• _DATA RECORDS_:
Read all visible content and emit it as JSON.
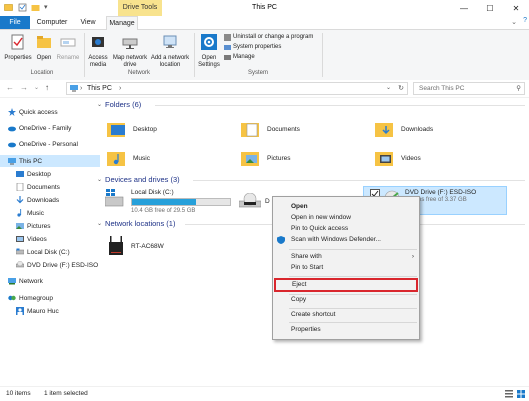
{
  "window": {
    "title": "This PC",
    "drive_tools_label": "Drive Tools",
    "buttons": {
      "minimize": "—",
      "maximize": "☐",
      "close": "✕"
    }
  },
  "tabs": {
    "file": "File",
    "computer": "Computer",
    "view": "View",
    "manage": "Manage"
  },
  "ribbon": {
    "location": {
      "label": "Location",
      "properties": "Properties",
      "open": "Open",
      "rename": "Rename"
    },
    "network": {
      "label": "Network",
      "access_media": "Access media",
      "map_network_drive": "Map network drive",
      "add_network_location": "Add a network location"
    },
    "system": {
      "label": "System",
      "open_settings": "Open Settings",
      "uninstall": "Uninstall or change a program",
      "system_properties": "System properties",
      "manage": "Manage"
    }
  },
  "address": {
    "path": "This PC",
    "search_placeholder": "Search This PC"
  },
  "nav": {
    "quick_access": "Quick access",
    "onedrive_family": "OneDrive - Family",
    "onedrive_personal": "OneDrive - Personal",
    "this_pc": "This PC",
    "desktop": "Desktop",
    "documents": "Documents",
    "downloads": "Downloads",
    "music": "Music",
    "pictures": "Pictures",
    "videos": "Videos",
    "local_disk": "Local Disk (C:)",
    "dvd_drive": "DVD Drive (F:) ESD-ISO",
    "network": "Network",
    "homegroup": "Homegroup",
    "user": "Mauro Huc"
  },
  "folders": {
    "header": "Folders (6)",
    "items": [
      "Desktop",
      "Documents",
      "Downloads",
      "Music",
      "Pictures",
      "Videos"
    ]
  },
  "drives": {
    "header": "Devices and drives (3)",
    "local": {
      "name": "Local Disk (C:)",
      "free": "10.4 GB free of 29.5 GB",
      "used_fraction": 0.65
    },
    "dvd_partial": "D",
    "iso": {
      "name": "DVD Drive (F:) ESD-ISO",
      "free": "0 bytes free of 3.37 GB"
    }
  },
  "network_locations": {
    "header": "Network locations (1)",
    "items": [
      "RT-AC68W"
    ]
  },
  "context_menu": {
    "open": "Open",
    "open_new_window": "Open in new window",
    "pin_quick_access": "Pin to Quick access",
    "scan_defender": "Scan with Windows Defender...",
    "share_with": "Share with",
    "pin_start": "Pin to Start",
    "eject": "Eject",
    "copy": "Copy",
    "create_shortcut": "Create shortcut",
    "properties": "Properties"
  },
  "status": {
    "items": "10 items",
    "selected": "1 item selected"
  },
  "colors": {
    "accent": "#1979ca",
    "highlight": "#cce8ff",
    "drive_tools": "#f8e38e",
    "eject_outline": "#d9262d"
  }
}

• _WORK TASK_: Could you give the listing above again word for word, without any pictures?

• _RESULT_:
Read all visible content and emit it as JSON.
{
  "window": {
    "title": "This PC",
    "drive_tools_label": "Drive Tools",
    "buttons": {
      "minimize": "—",
      "maximize": "☐",
      "close": "✕"
    }
  },
  "tabs": {
    "file": "File",
    "computer": "Computer",
    "view": "View",
    "manage": "Manage"
  },
  "ribbon": {
    "location": {
      "label": "Location",
      "properties": "Properties",
      "open": "Open",
      "rename": "Rename"
    },
    "network": {
      "label": "Network",
      "access_media": "Access media",
      "map_network_drive": "Map network drive",
      "add_network_location": "Add a network location"
    },
    "system": {
      "label": "System",
      "open_settings": "Open Settings",
      "uninstall": "Uninstall or change a program",
      "system_properties": "System properties",
      "manage": "Manage"
    }
  },
  "address": {
    "path": "This PC",
    "search_placeholder": "Search This PC"
  },
  "nav": {
    "quick_access": "Quick access",
    "onedrive_family": "OneDrive - Family",
    "onedrive_personal": "OneDrive - Personal",
    "this_pc": "This PC",
    "desktop": "Desktop",
    "documents": "Documents",
    "downloads": "Downloads",
    "music": "Music",
    "pictures": "Pictures",
    "videos": "Videos",
    "local_disk": "Local Disk (C:)",
    "dvd_drive": "DVD Drive (F:) ESD-ISO",
    "network": "Network",
    "homegroup": "Homegroup",
    "user": "Mauro Huc"
  },
  "folders": {
    "header": "Folders (6)",
    "items": [
      "Desktop",
      "Documents",
      "Downloads",
      "Music",
      "Pictures",
      "Videos"
    ]
  },
  "drives": {
    "header": "Devices and drives (3)",
    "local": {
      "name": "Local Disk (C:)",
      "free": "10.4 GB free of 29.5 GB",
      "used_fraction": 0.65
    },
    "dvd_partial": "D",
    "iso": {
      "name": "DVD Drive (F:) ESD-ISO",
      "free": "0 bytes free of 3.37 GB"
    }
  },
  "network_locations": {
    "header": "Network locations (1)",
    "items": [
      "RT-AC68W"
    ]
  },
  "context_menu": {
    "open": "Open",
    "open_new_window": "Open in new window",
    "pin_quick_access": "Pin to Quick access",
    "scan_defender": "Scan with Windows Defender...",
    "share_with": "Share with",
    "pin_start": "Pin to Start",
    "eject": "Eject",
    "copy": "Copy",
    "create_shortcut": "Create shortcut",
    "properties": "Properties"
  },
  "status": {
    "items": "10 items",
    "selected": "1 item selected"
  },
  "colors": {
    "accent": "#1979ca",
    "highlight": "#cce8ff",
    "drive_tools": "#f8e38e",
    "eject_outline": "#d9262d"
  }
}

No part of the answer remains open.